WHAT IS EXPECTED.
Please work out how many lines in the material contain "name" and give only that figure.

TASK INPUT.
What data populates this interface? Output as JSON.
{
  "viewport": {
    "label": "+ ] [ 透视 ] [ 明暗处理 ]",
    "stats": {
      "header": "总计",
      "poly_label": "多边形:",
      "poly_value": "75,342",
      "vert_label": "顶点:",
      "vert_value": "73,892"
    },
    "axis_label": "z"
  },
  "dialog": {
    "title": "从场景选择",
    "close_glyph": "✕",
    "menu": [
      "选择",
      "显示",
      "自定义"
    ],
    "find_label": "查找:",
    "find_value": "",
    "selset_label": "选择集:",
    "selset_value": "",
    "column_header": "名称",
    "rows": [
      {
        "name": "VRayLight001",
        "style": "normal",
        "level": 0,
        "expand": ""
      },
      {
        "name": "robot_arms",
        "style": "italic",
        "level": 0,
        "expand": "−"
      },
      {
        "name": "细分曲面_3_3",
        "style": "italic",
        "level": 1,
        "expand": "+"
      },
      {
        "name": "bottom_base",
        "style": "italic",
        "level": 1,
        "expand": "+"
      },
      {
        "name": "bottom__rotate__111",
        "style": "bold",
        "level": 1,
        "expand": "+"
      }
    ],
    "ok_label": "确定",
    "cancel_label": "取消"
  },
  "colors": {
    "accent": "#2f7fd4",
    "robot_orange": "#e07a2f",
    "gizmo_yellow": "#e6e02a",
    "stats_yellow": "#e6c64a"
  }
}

TASK ANSWER.
5